TASK TO COMPLETE: Every record must be retyped as it stands.

Items from an interface collection
______

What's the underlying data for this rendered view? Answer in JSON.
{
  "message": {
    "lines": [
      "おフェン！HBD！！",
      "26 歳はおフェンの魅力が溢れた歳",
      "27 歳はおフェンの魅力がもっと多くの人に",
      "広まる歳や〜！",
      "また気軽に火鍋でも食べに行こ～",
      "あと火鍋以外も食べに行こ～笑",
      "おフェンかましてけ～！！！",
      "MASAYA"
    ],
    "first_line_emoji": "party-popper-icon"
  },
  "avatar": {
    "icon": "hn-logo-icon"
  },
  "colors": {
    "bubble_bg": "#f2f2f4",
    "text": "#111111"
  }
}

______

ANSWER SECTION:
What's the underlying data for this rendered view? Answer in JSON.
{
  "message": {
    "lines": [
      "おフェン！HBD！！",
      "26 歳はおフェンの魅力が溢れた歳",
      "27 歳はおフェンの魅力がもっと多くの人に",
      "広まる歳や〜！",
      "また気軽に火鍋でも食べに行こ～",
      "あと火鍋以外も食べに行こ～笑",
      "おフェンかましてけ～！！！",
      "MASAYA"
    ],
    "first_line_emoji": "party-popper-icon"
  },
  "avatar": {
    "icon": "hn-logo-icon"
  },
  "colors": {
    "bubble_bg": "#f2f2f4",
    "text": "#111111"
  }
}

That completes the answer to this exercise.